2.  Christ and the Church

Finally, husbands are told to love their wives “as Christ loved the church and gave himself up for her”. There is a sense in which the Church is currently united with Christ, and that unity necessarily evokes the unity of marriage. This ties into the whole “one flesh” thing that goes all the way back to Genesis, and the body metaphor IC mentions in his question is tied in with it. It is also called a “profound” mystery, so I will not explore it too far.

All I want to say about it is that it does not appear to be precisely the same metaphor as the Lamb and his Bride in Revelation, and this is where I think the confusion in common usage of the metaphor has come in.

The unity of Christ and the Church in Ephesians is a PRESENT thing. It is this existing unity initiated at Pentecost through which the Lord Jesus continues his work in the world today. The marriage supper of the Lamb is a FUTURE thing that issues in the eternal state of fellowship between God and mankind. How appropriate would it be to depict a couple being “one flesh” and “one body” before their marriage has been celebrated?

Further, the emphasis in Ephesians 5 is primarily on the head/body metaphor. That is the part that involves Christ and the Church. That’s also the part that, these days, we like to ignore. The idea of a husband being the “head” of the wife is more than a little intolerable in some quarters.

In Summary

It is from the Ephesians passage, I think, and from linking it without any real warrant to the references to the Bride of the Lamb in Revelation, that the expression the “Bride of Christ” has become commonplace in relation to the Church.

What we ought to draw out of the Ephesians passage is that there is a very specific intimacy between Christ and his Church that does not currently exist with Israel.

But it would seem problematic to me to categorically exclude faithful Jews from the “bride”, “wife” and “marriage supper” metaphors in Revelation on the basis of the Ephesians passage. Supersessionists may like it, but I think it is going too far.

After all, these are pictures we are being shown.
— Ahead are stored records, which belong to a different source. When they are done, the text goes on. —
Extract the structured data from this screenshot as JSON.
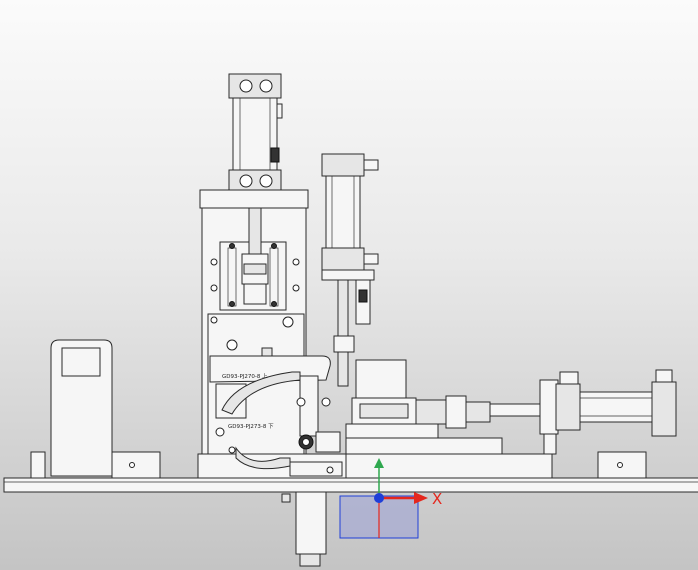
{
  "viewport": {
    "background_top": "#fbfbfb",
    "background_bottom": "#c4c4c4"
  },
  "labels": {
    "upper_part_label": "GD93-PJ270-8 上",
    "lower_part_label": "GD93-PJ273-8 下"
  },
  "triad": {
    "x_label": "X",
    "x_color": "#e5271d",
    "y_color": "#2fa84f",
    "z_color": "#1f3fd8",
    "plane_color": "#9aa0d6"
  }
}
Each picture means something in its specific context. But jumble the contexts together by simply seizing on the word “wife” or “bride” and you find yourself, I think, mixing apples and oranges.

To the Supersessionist, everything is always about the Church. Israel is an afterthought and a disgrace. But I’m not sure it is reasonable to write off Israel so quickly. Unless you have already assumed your conclusion before you start, the expression “Bride of the Lamb” and the image of the New Jerusalem may legitimately be seen to extend significantly beyond the Church.

1 comment :

  1. I agree that at least 50% of the population (males) should want this depiction of bride and groom to remain a strong metaphor but would accept it as a way to want to convey the strength of a relationship.

    But that relationship is under attack since marriage is under attack. That's why I am putting this comment and link here because it has at least some relevance to the topic of marriage. I wonder how nowadays gender politics would react to the topic discussed here and how a bride/groom supposition would fit in with the gender confusion and denial the secular left is moving towards. The article in the link stresses the danger society is exposing itself to by denying a biblical bride/groom relationship in the first place. That destructive segment of society will not even accept that there is anything like a bride or groom and will substitute whatever it wants for what God has ordained. Something that does not bode well for vulnerable individuals and societies.

    Here is an excerpt from German sociologist Gabriele Kuby,

    "Gender ideology is the deepest rebellion against God that is possible," Kuby told LifeSiteNews. "Man does not accept that he is created as man or woman, no, he says, "I decide! This is my freedom!" - against experience, against nature, against reason, against science!

    "It is the ultimate perversion of individualism. It robs man of the last remnant of his identity, that is, to be a man and a woman, after having lost faith and family and nation.

    "It is indeed diabolical that an ideology, which every person can discern as a lie, can capture the common sense of people and become the dominant ideology of our time."